The bottom line is that this bill mandates treating all terrorist attacks as acts of war and not criminal violations, when some are clearly both. It isn’t bad policy because there is no justification for military force – there is – it’s bad policy because it prohibits a pragmatic legal response to terrorism. If the law enforcement paradigm gets results for the threat, use it. The same goes for the military paradigm. But let’s not pick one over the other for the sake of domestic politics.

Republicans and Earmarks

This week, a handful of fiscally conservative Republican senators have been trying to cut earmarks out of the $410 billion omnibus appropriations bill. According to Taxpayers for Common Sense, the legislation contains 8,570 earmarks worth $7.7 billion.

Senator Tom Coburn (R-OK) has sought to strike specific items, like the $200,000 earmark for Tattoo Removal Violence Prevention Outreach Program in Burbank, California and the $1.9 million earmark to the Pleasure Beach Water Taxi Service in Connecticut.

Senator John McCain (R-AZ) has taken a broader approach by introducing an amendment to strike all earmarks from the bill and revert to last year’s spending levels.

Not surprisingly, they have been unsuccessful. And given recent events, one must wonder if these efforts by fiscal conservatives are even welcomed by members of their own party.

The amendments introduced by Coburn and McCain were defeated by opposition from not only by the majority of Democratic senators, but also many Republican appropriators, like Senators Thad Cochrane (R-MS) and Lisa Murkowski (R-AK).

And despite his occasional anti-earmark rhetoric and support for the Coburn and McCain amendments, Senate Minority Leader Mitch McConnell (R-KY) is one of the chief beneficiaries of the earmark-laden omnibus bill. Reports suggest he requested either $75 or $51 million for his home state of Kentucky. Either way, he will obtain far more than his Democratic counterpart, Senate Majority Leader Harry Reid (D-NV), whose earmark requests total $26 million.
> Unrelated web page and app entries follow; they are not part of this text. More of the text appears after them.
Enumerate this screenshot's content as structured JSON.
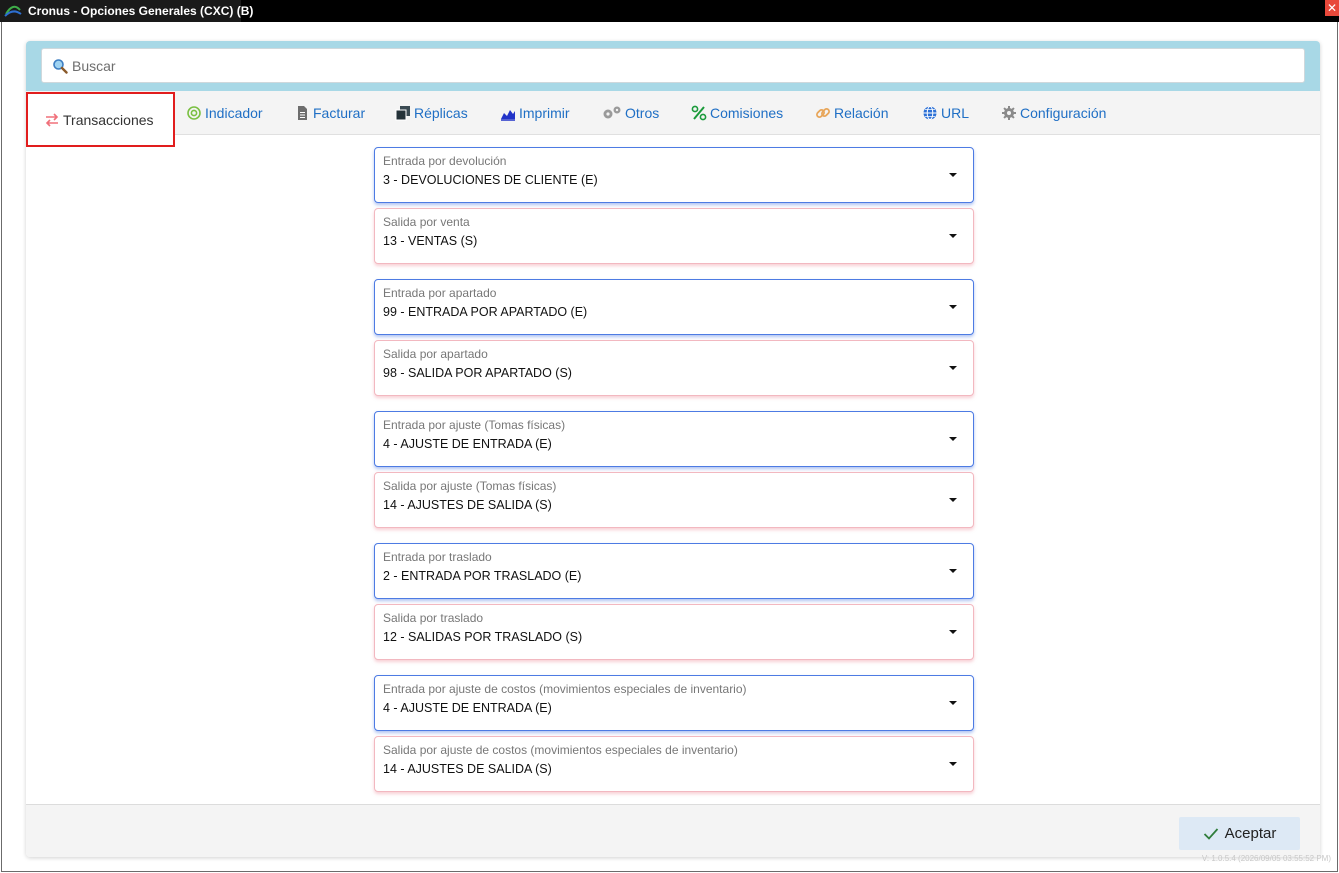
{
  "window": {
    "title": "Cronus - Opciones Generales (CXC) (B)",
    "close_glyph": "✕"
  },
  "search": {
    "placeholder": "Buscar",
    "value": ""
  },
  "tabs": [
    {
      "label": "Transacciones",
      "icon": "swap-icon",
      "active": true
    },
    {
      "label": "Indicador",
      "icon": "target-icon",
      "active": false
    },
    {
      "label": "Facturar",
      "icon": "document-icon",
      "active": false
    },
    {
      "label": "Réplicas",
      "icon": "copy-icon",
      "active": false
    },
    {
      "label": "Imprimir",
      "icon": "area-chart-icon",
      "active": false
    },
    {
      "label": "Otros",
      "icon": "gears-icon",
      "active": false
    },
    {
      "label": "Comisiones",
      "icon": "percent-icon",
      "active": false
    },
    {
      "label": "Relación",
      "icon": "link-icon",
      "active": false
    },
    {
      "label": "URL",
      "icon": "globe-icon",
      "active": false
    },
    {
      "label": "Configuración",
      "icon": "gear-icon",
      "active": false
    }
  ],
  "fields": [
    {
      "label": "Entrada por devolución",
      "value": "3 - DEVOLUCIONES DE CLIENTE (E)",
      "kind": "entrada"
    },
    {
      "label": "Salida por venta",
      "value": "13 - VENTAS (S)",
      "kind": "salida"
    },
    {
      "label": "Entrada por apartado",
      "value": "99 - ENTRADA POR APARTADO (E)",
      "kind": "entrada"
    },
    {
      "label": "Salida por apartado",
      "value": "98 - SALIDA POR APARTADO (S)",
      "kind": "salida"
    },
    {
      "label": "Entrada por ajuste (Tomas físicas)",
      "value": "4 - AJUSTE DE ENTRADA (E)",
      "kind": "entrada"
    },
    {
      "label": "Salida por ajuste (Tomas físicas)",
      "value": "14 - AJUSTES DE SALIDA (S)",
      "kind": "salida"
    },
    {
      "label": "Entrada por traslado",
      "value": "2 - ENTRADA POR TRASLADO (E)",
      "kind": "entrada"
    },
    {
      "label": "Salida por traslado",
      "value": "12 - SALIDAS POR TRASLADO (S)",
      "kind": "salida"
    },
    {
      "label": "Entrada por ajuste de costos (movimientos especiales de inventario)",
      "value": "4 - AJUSTE DE ENTRADA (E)",
      "kind": "entrada"
    },
    {
      "label": "Salida por ajuste de costos (movimientos especiales de inventario)",
      "value": "14 - AJUSTES DE SALIDA (S)",
      "kind": "salida"
    }
  ],
  "footer": {
    "accept_label": "Aceptar",
    "version": "V: 1.0.5.4 (2026/09/05 03:55:52 PM)"
  },
  "colors": {
    "entrada_border": "#4d7be3",
    "salida_border": "#f2b8c0",
    "tab_link": "#1f6fc5",
    "active_tab_outline": "#e11d1d",
    "search_band": "#a8d8e6"
  }
}
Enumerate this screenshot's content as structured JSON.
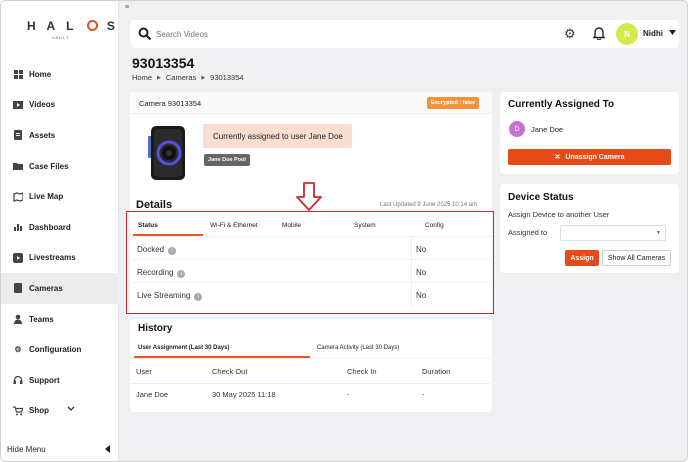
{
  "app": {
    "brand": "HALOS",
    "brand_sub": "VAULT",
    "menu_glyph": "≡"
  },
  "sidebar": {
    "items": [
      {
        "label": "Home",
        "icon": "grid-icon"
      },
      {
        "label": "Videos",
        "icon": "video-icon"
      },
      {
        "label": "Assets",
        "icon": "document-icon"
      },
      {
        "label": "Case Files",
        "icon": "folder-icon"
      },
      {
        "label": "Live Map",
        "icon": "map-icon"
      },
      {
        "label": "Dashboard",
        "icon": "chart-icon"
      },
      {
        "label": "Livestreams",
        "icon": "play-icon"
      },
      {
        "label": "Cameras",
        "icon": "camera-icon",
        "active": true
      },
      {
        "label": "Teams",
        "icon": "person-icon"
      },
      {
        "label": "Configuration",
        "icon": "gear-icon"
      },
      {
        "label": "Support",
        "icon": "headset-icon"
      },
      {
        "label": "Shop",
        "icon": "cart-icon"
      }
    ],
    "hide_menu": "Hide Menu"
  },
  "topbar": {
    "search_placeholder": "Search Videos",
    "user_initial": "N",
    "user_name": "Nidhi"
  },
  "page": {
    "title": "93013354",
    "breadcrumb": [
      "Home",
      "Cameras",
      "93013354"
    ]
  },
  "camera": {
    "header": "Camera 93013354",
    "encrypted_badge": "Encrypted : false",
    "assigned_text": "Currently assigned to user Jane Doe",
    "pool_badge": "Jane Doe Pool"
  },
  "details": {
    "title": "Details",
    "last_updated": "Last Updated 9 June 2025 10:14 am",
    "tabs": [
      "Status",
      "Wi-Fi & Ethernet",
      "Mobile",
      "System",
      "Config"
    ],
    "active_tab": "Status",
    "rows": [
      {
        "label": "Docked",
        "value": "No"
      },
      {
        "label": "Recording",
        "value": "No"
      },
      {
        "label": "Live Streaming",
        "value": "No"
      }
    ]
  },
  "history": {
    "title": "History",
    "tabs": [
      "User Assignment (Last 30 Days)",
      "Camera Activity (Last 30 Days)"
    ],
    "columns": [
      "User",
      "Check Out",
      "Check In",
      "Duration"
    ],
    "rows": [
      [
        "Jane Doe",
        "30 May 2025 11:18",
        "-",
        "-"
      ]
    ]
  },
  "current": {
    "title": "Currently Assigned To",
    "avatar_initial": "D",
    "user": "Jane Doe",
    "unassign_label": "Unassign Camera"
  },
  "device_status": {
    "title": "Device Status",
    "subtitle": "Assign Device to another User",
    "assigned_to_label": "Assigned to",
    "assign_label": "Assign",
    "show_all_label": "Show All Cameras"
  },
  "colors": {
    "accent": "#e64a19",
    "encrypted": "#f2923a",
    "annotation_red": "#d0262b",
    "avatar_user": "#d4e94a",
    "avatar_assignee": "#c970d6"
  }
}
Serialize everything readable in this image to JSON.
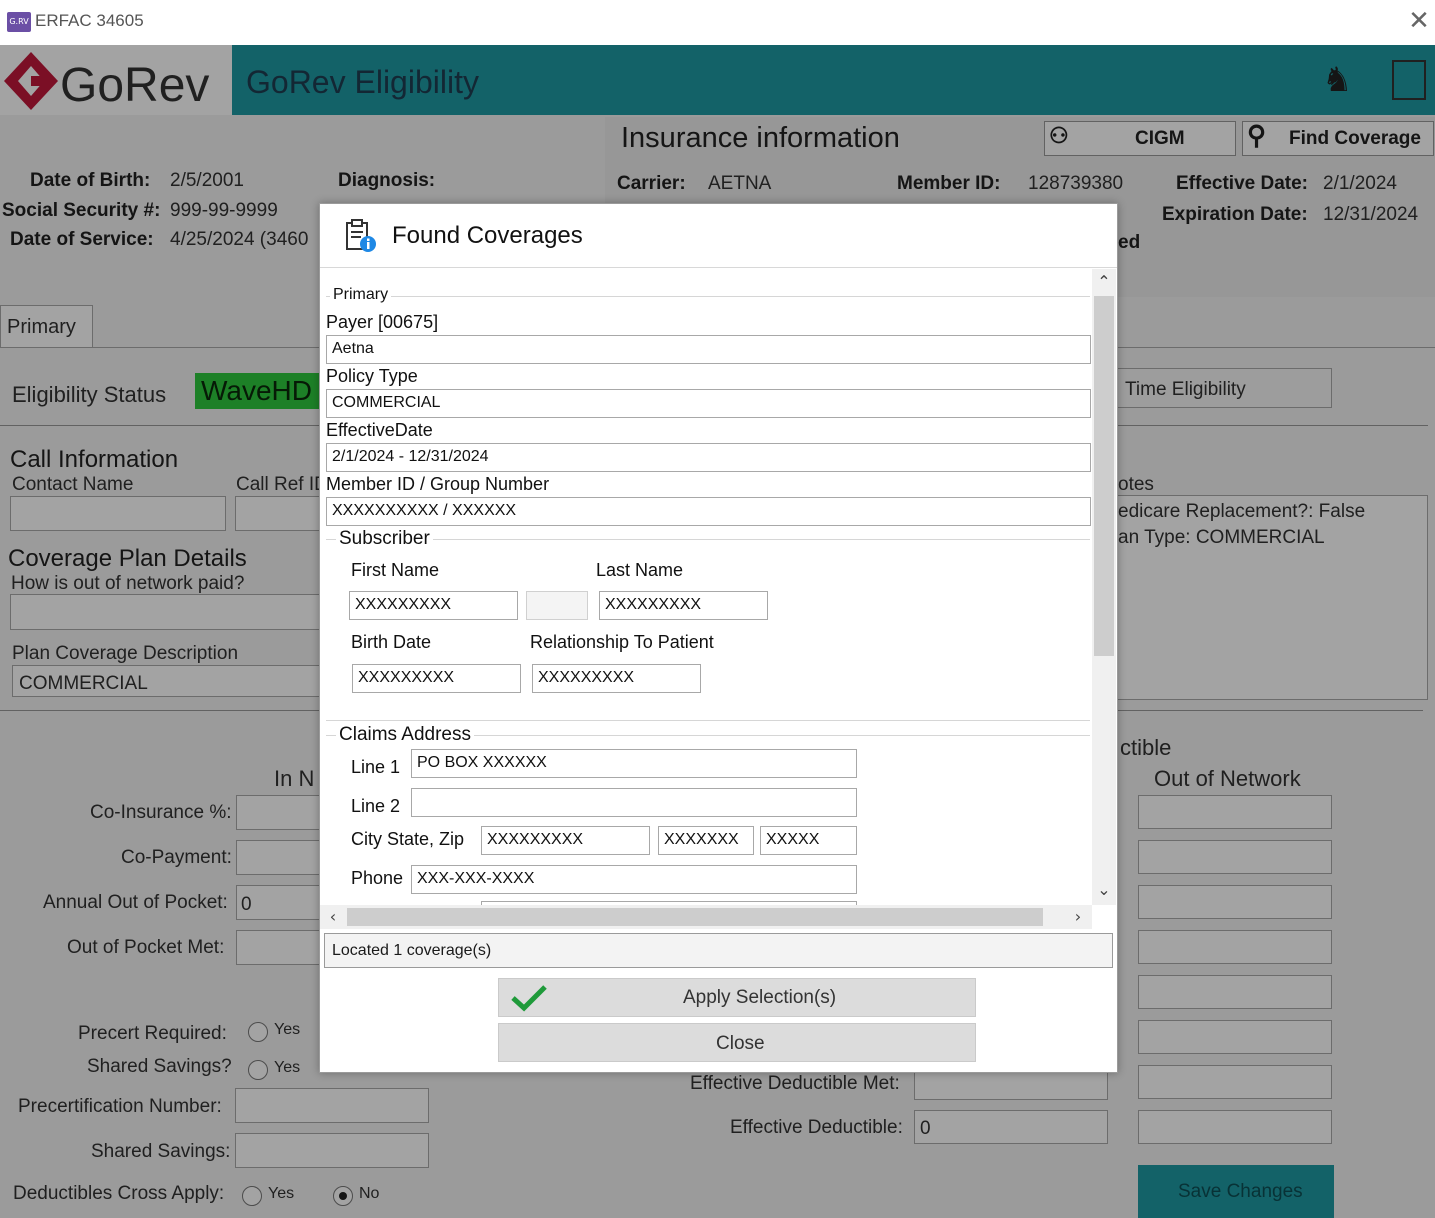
{
  "window": {
    "title": "ERFAC 34605",
    "app_icon_text": "G.RV"
  },
  "header": {
    "logo_text": "GoRev",
    "app_title": "GoRev Eligibility"
  },
  "colors": {
    "teal": "#1f9aa3",
    "logo_red": "#c0183a",
    "status_green": "#2ec83d",
    "save_button": "#1f9aa3"
  },
  "patient": {
    "dob_label": "Date of Birth:",
    "dob": "2/5/2001",
    "ssn_label": "Social Security #:",
    "ssn": "999-99-9999",
    "dos_label": "Date of Service:",
    "dos": "4/25/2024 (3460",
    "diagnosis_label": "Diagnosis:"
  },
  "insurance": {
    "title": "Insurance information",
    "cigm_label": "CIGM",
    "find_label": "Find Coverage",
    "carrier_label": "Carrier:",
    "carrier": "AETNA",
    "member_label": "Member ID:",
    "member": "128739380",
    "effective_label": "Effective Date:",
    "effective": "2/1/2024",
    "expiration_label": "Expiration Date:",
    "expiration": "12/31/2024",
    "partial": "ed"
  },
  "tabs": {
    "primary": "Primary"
  },
  "eligibility": {
    "label": "Eligibility Status",
    "value": "WaveHD",
    "right_tab": "Time Eligibility"
  },
  "call_info": {
    "title": "Call Information",
    "contact": "Contact Name",
    "callref": "Call Ref ID"
  },
  "notes": {
    "label": "otes",
    "line1": "edicare Replacement?: False",
    "line2": "an Type: COMMERCIAL"
  },
  "coverage_plan": {
    "title": "Coverage Plan Details",
    "oon_q": "How is out of network paid?",
    "desc_label": "Plan Coverage Description",
    "desc_value": "COMMERCIAL"
  },
  "benefits": {
    "in_network": "In N",
    "deductible_partial": "ctible",
    "out_network": "Out of Network",
    "coins": "Co-Insurance %:",
    "copay": "Co-Payment:",
    "annual_oop": "Annual Out of Pocket:",
    "annual_oop_val": "0",
    "oop_met": "Out of Pocket Met:",
    "precert_req": "Precert Required:",
    "shared_q": "Shared Savings?",
    "yes": "Yes",
    "no": "No",
    "precert_num": "Precertification Number:",
    "shared": "Shared Savings:",
    "ded_cross": "Deductibles Cross Apply:",
    "eff_ded_met": "Effective Deductible Met:",
    "eff_ded": "Effective Deductible:",
    "eff_ded_val": "0",
    "save": "Save Changes"
  },
  "dialog": {
    "title": "Found Coverages",
    "section": "Primary",
    "payer_label": "Payer [00675]",
    "payer": "Aetna",
    "policy_label": "Policy Type",
    "policy": "COMMERCIAL",
    "eff_label": "EffectiveDate",
    "eff": "2/1/2024 - 12/31/2024",
    "member_label": "Member ID  / Group Number",
    "member": "XXXXXXXXXX / XXXXXX",
    "subscriber": {
      "title": "Subscriber",
      "first_label": "First Name",
      "first": "XXXXXXXXX",
      "middle": "",
      "last_label": "Last Name",
      "last": "XXXXXXXXX",
      "birth_label": "Birth Date",
      "birth": "XXXXXXXXX",
      "rel_label": "Relationship To Patient",
      "rel": "XXXXXXXXX"
    },
    "claims": {
      "title": "Claims Address",
      "line1_label": "Line 1",
      "line1": "PO BOX XXXXXX",
      "line2_label": "Line 2",
      "line2": "",
      "city_label": "City State, Zip",
      "city": "XXXXXXXXX",
      "state": "XXXXXXX",
      "zip": "XXXXX",
      "phone_label": "Phone",
      "phone": "XXX-XXX-XXXX"
    },
    "status": "Located 1 coverage(s)",
    "apply": "Apply Selection(s)",
    "close": "Close"
  }
}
Democratic Senator Claire McCaskill (D-MO) has been fairly consistent in her criticism of the earmarking process and, for the most part, has voted accordingly. Proving that Republican affection for earmarking is a bicameral phenomenon, her stance attracted ire from Representative Roy Blunt (R-MO), formerly one of the highest-ranking Republicans in House, who said he “would hope that Claire would change her mind on this,” as he praised Senator Kit Bond’s (R-MO) prowess at earmarking.

Now, earmarks make up a relatively small slice of the overall budget, but as Coburn has noted, the problem with earmarks is ‘‘the hidden cost of perpetuating a culture of fiscal irresponsibility. When politicians fund pork projects they sacrifice the authority to seek cuts in any other program.”

For more on earmarks, check out the “Corporate Welfare and Earmarks” chapter of the Cato Handbook for Policymakers.